Website and app data records
━━━━━━━━
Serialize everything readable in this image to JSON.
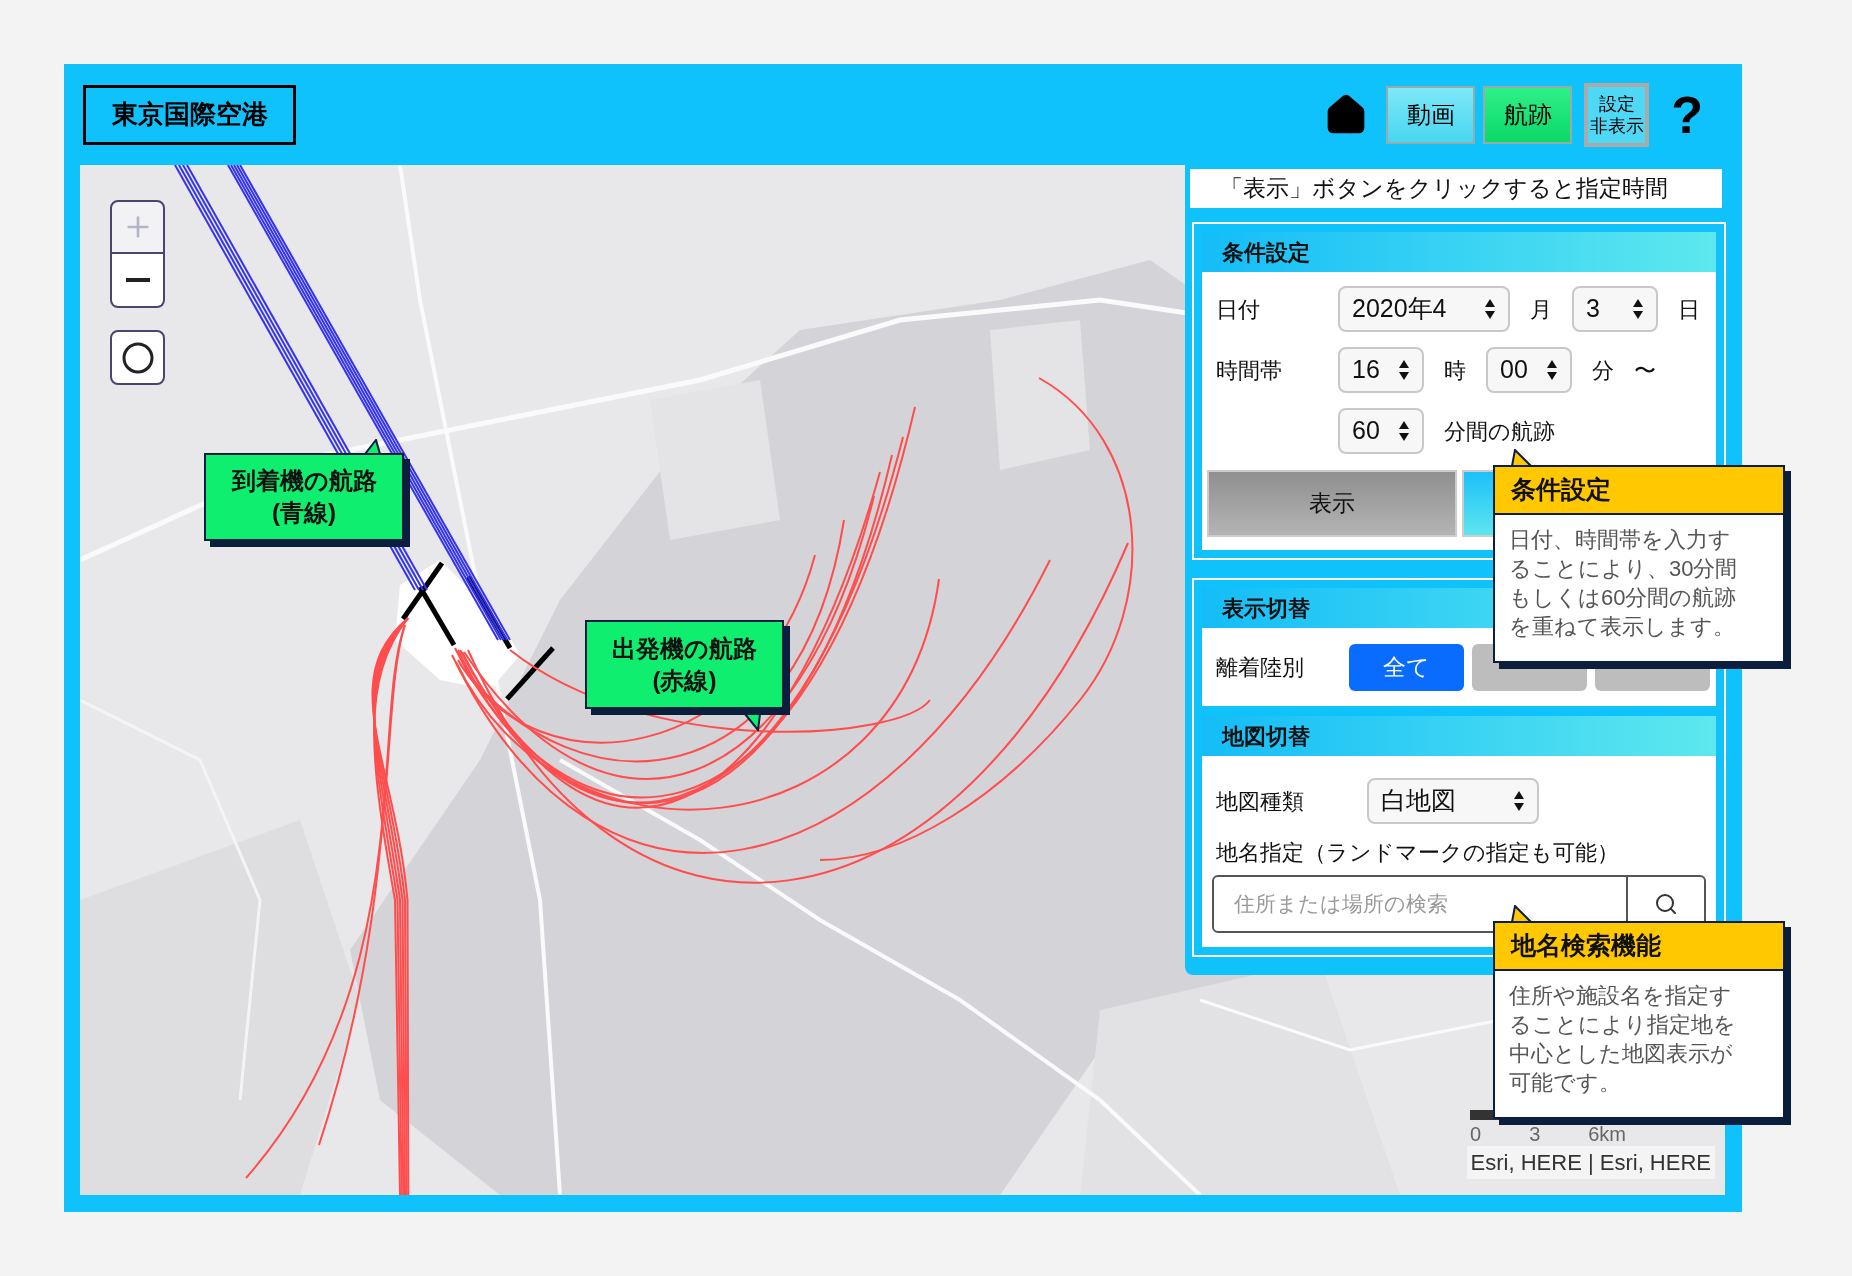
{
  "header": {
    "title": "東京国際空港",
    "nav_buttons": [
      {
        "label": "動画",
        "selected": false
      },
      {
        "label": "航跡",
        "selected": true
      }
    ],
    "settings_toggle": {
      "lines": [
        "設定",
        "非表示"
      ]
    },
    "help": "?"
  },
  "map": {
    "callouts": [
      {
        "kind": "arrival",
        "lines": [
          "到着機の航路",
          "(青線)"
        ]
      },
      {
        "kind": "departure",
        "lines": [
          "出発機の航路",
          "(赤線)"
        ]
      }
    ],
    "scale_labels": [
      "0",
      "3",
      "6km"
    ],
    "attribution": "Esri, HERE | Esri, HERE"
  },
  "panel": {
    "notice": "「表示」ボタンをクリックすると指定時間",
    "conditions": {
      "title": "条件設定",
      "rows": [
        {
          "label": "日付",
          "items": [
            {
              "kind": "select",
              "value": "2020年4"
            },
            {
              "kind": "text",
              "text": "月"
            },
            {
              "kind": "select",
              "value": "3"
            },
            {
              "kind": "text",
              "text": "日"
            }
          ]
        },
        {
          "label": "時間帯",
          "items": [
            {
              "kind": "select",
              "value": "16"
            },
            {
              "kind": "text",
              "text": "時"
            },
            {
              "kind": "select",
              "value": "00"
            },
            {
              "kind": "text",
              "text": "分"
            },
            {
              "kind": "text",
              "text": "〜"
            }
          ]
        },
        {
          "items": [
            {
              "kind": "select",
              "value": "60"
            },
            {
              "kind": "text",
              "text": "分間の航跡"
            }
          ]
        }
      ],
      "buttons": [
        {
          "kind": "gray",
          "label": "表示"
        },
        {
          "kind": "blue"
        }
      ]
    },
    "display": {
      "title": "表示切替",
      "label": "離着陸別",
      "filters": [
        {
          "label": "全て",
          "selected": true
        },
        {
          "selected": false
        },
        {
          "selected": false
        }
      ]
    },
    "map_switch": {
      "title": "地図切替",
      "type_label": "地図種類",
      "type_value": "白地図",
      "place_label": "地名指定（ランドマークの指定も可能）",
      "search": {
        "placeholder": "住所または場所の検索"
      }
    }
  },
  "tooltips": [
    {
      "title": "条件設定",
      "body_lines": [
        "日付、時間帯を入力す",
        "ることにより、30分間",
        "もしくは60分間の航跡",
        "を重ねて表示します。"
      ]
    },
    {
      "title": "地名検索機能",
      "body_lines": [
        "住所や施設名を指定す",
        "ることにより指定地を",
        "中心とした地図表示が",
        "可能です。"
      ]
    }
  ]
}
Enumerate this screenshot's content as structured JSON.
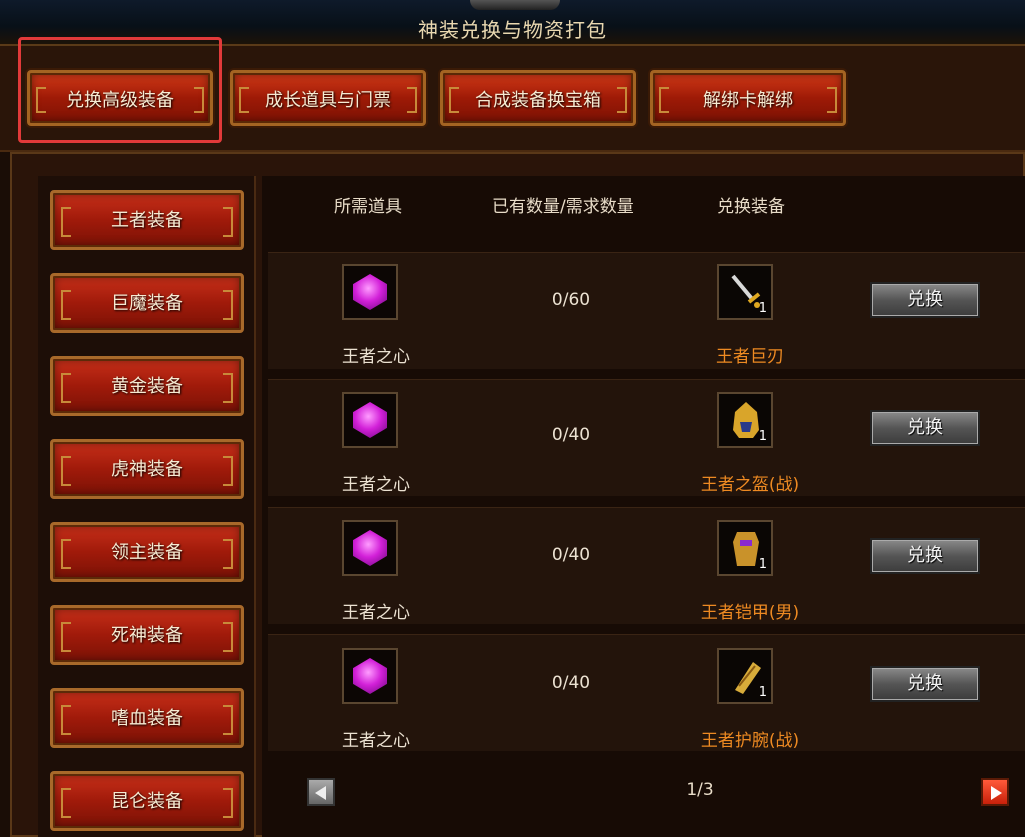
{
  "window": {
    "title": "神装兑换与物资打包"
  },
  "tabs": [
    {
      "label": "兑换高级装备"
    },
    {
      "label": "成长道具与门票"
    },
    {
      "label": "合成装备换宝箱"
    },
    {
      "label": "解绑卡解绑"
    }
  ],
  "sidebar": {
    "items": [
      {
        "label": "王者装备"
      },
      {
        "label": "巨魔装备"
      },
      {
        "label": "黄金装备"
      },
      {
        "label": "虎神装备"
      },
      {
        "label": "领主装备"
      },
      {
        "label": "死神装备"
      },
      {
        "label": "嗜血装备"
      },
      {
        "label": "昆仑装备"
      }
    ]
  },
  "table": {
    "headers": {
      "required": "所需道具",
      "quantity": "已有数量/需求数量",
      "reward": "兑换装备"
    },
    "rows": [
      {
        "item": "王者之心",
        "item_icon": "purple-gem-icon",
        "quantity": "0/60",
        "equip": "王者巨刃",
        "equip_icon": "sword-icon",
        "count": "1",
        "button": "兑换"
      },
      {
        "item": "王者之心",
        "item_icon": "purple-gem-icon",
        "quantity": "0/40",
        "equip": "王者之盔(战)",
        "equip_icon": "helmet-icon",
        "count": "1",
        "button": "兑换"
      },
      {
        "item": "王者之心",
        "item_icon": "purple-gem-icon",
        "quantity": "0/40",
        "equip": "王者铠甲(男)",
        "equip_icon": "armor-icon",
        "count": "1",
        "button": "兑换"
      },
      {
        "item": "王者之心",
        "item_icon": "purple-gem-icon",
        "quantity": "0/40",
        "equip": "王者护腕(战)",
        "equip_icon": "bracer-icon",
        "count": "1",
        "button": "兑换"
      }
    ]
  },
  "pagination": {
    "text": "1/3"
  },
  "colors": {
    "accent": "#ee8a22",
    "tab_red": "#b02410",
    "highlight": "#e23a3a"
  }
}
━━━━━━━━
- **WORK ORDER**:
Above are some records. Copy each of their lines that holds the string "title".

- **WRITTEN RESPONSE**:
    "title": "東京国際空港",
      "title": "条件設定",
      "title": "表示切替",
      "title": "地図切替",
      "title": "条件設定",
      "title": "地名検索機能",
    "title": "神装兑换与物资打包"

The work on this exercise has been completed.